The Northern Ireland Troubles (Legacy and Reconciliation) Bill is set to receive Royal Assent and become law in the UK after concluding its Parliamentary passage on Tuesday. Despite being set to complete the final step before becoming an act of Parliament, the bill has received widespread criticism for its content.
The Northern Ireland Troubles Bill completed its first reading in Parliament in May 2022 and has moved back and forth between the houses for the last year. On Tuesday, the bill returned to the House of Lords for the second time for consideration of Commons amendments. With both houses now agreeing on the text, it is set to become law. The bill intends to “address the legacy of the Northern Ireland Troubles and promote reconciliation.” It tries to achieve this goal by creating an Independent Commission for Reconciliation and Information Recovery, which will limit criminal investigations, legal proceedings, inquests and police complaints into events that happened during the Troubles. It also extends the prisoner release scheme.

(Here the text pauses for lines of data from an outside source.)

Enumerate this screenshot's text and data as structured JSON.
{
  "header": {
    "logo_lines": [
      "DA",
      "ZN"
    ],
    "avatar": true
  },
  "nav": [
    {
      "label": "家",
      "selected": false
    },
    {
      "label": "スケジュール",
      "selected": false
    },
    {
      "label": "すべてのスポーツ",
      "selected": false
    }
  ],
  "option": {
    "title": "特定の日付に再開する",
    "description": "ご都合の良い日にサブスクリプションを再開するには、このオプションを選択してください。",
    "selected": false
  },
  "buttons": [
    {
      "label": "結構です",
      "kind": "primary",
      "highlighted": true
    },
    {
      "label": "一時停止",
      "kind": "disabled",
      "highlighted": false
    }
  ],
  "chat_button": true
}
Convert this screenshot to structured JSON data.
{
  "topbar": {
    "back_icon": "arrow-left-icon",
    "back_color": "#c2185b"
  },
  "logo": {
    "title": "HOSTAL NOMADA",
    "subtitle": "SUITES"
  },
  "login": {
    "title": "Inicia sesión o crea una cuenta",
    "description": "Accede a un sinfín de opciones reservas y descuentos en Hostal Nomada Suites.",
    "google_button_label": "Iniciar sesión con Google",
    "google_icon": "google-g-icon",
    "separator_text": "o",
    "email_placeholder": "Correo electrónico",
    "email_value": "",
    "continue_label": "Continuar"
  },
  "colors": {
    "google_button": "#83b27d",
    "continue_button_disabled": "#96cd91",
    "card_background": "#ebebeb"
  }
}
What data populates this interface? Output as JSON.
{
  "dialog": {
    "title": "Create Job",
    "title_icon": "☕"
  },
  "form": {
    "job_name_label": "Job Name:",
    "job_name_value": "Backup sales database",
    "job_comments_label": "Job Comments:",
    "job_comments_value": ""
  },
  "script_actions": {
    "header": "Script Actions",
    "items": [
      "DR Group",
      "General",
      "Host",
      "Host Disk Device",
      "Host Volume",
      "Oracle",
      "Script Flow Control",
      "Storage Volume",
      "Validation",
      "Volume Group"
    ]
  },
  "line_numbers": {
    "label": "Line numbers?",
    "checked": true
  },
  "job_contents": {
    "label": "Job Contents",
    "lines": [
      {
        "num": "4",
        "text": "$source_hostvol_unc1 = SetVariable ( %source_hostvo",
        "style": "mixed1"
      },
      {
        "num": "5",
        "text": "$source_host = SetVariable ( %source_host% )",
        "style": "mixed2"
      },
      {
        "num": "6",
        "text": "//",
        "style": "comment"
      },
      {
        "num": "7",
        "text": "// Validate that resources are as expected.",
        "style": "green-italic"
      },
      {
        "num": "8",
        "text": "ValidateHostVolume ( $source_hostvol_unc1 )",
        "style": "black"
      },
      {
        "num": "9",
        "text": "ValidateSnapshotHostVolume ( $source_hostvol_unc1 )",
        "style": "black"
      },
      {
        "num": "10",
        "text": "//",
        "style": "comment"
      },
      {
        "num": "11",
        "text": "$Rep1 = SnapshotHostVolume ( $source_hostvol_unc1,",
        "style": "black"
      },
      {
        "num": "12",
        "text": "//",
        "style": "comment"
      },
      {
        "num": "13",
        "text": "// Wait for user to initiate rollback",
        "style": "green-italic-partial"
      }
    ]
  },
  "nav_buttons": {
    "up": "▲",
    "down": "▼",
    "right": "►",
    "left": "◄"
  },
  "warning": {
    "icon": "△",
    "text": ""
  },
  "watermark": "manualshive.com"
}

Multiple groups and individuals have expressed their concern over the bill, including the UN. In a statement issued via social media, the UN Human Rights Office stated that they “deeply regret the passage” of the bill as it “violates the UK’s international human rights obligations.” They urged the UK government to reconsider the bill and change its focus to victims’ rights. UN High Commissioner for Human Rights, Volker Türk stated, “Respect for rights of victims, survivors, and their families to truth, justice, reparation and guarantees of non-recurrence is essential for reconciliation. Their rights must be placed at the heart of all attempts to address the legacy of the Troubles.”
The date for Royal Assent is yet to be decided.